**Exercise details:** Scan the entries that follow for the word "username", then report every line in which it appears.

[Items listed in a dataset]

==============================

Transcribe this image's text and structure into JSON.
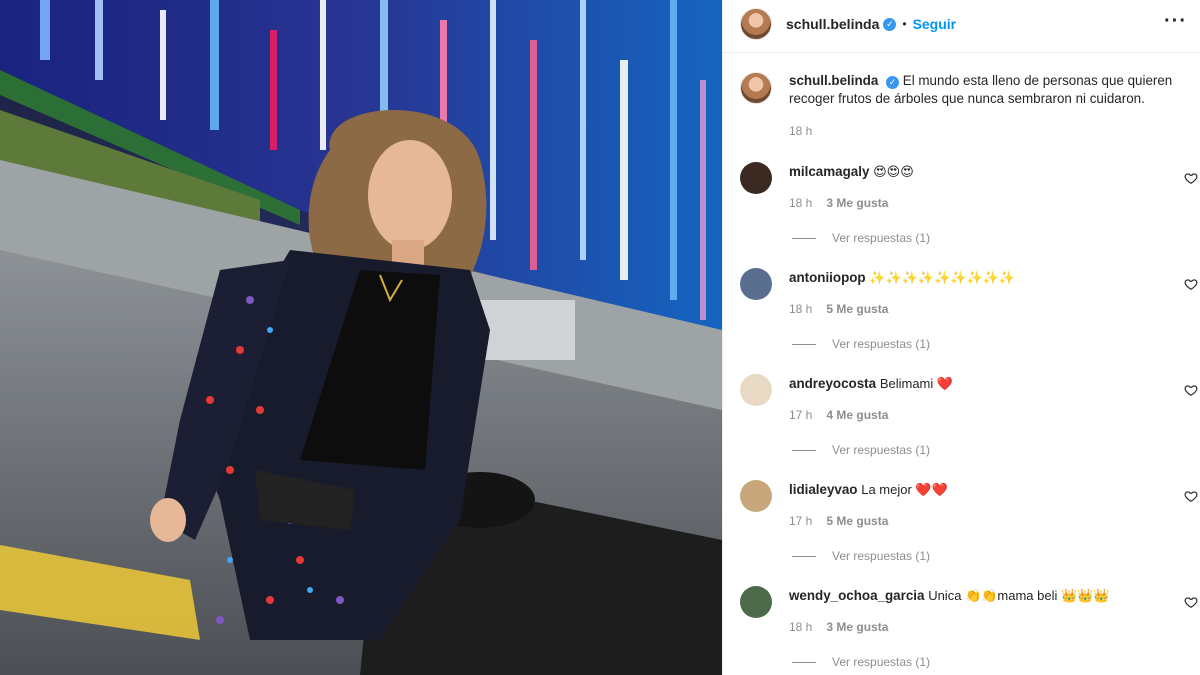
{
  "post": {
    "username": "schull.belinda",
    "follow_label": "Seguir",
    "separator": "•",
    "more_label": "···",
    "caption": "El mundo esta lleno de personas que quieren recoger frutos de árboles que nunca sembraron ni cuidaron.",
    "caption_time": "18 h"
  },
  "comments": [
    {
      "username": "milcamagaly",
      "text": "😍😍😍",
      "time": "18 h",
      "likes": "3 Me gusta",
      "replies": "Ver respuestas (1)",
      "avatar_color": "#3a2a22"
    },
    {
      "username": "antoniiopop",
      "text": "✨✨✨✨✨✨✨✨✨",
      "time": "18 h",
      "likes": "5 Me gusta",
      "replies": "Ver respuestas (1)",
      "avatar_color": "#5a6f8f"
    },
    {
      "username": "andreyocosta",
      "text": "Belimami ❤️",
      "time": "17 h",
      "likes": "4 Me gusta",
      "replies": "Ver respuestas (1)",
      "avatar_color": "#e8d9c4"
    },
    {
      "username": "lidialeyvao",
      "text": "La mejor ❤️❤️",
      "time": "17 h",
      "likes": "5 Me gusta",
      "replies": "Ver respuestas (1)",
      "avatar_color": "#c9a77c"
    },
    {
      "username": "wendy_ochoa_garcia",
      "text": "Unica 👏👏mama beli 👑👑👑",
      "time": "18 h",
      "likes": "3 Me gusta",
      "replies": "Ver respuestas (1)",
      "avatar_color": "#4d6b4a"
    }
  ],
  "colors": {
    "link_blue": "#0095f6",
    "verified_blue": "#3897f0",
    "muted_text": "#8e8e8e",
    "primary_text": "#262626"
  },
  "icons": [
    "verified-badge-icon",
    "more-options-icon",
    "heart-like-icon"
  ]
}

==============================

**Task result:**
    "username": "schull.belinda",
      "username": "milcamagaly",
      "username": "antoniiopop",
      "username": "andreyocosta",
      "username": "lidialeyvao",
      "username": "wendy_ochoa_garcia",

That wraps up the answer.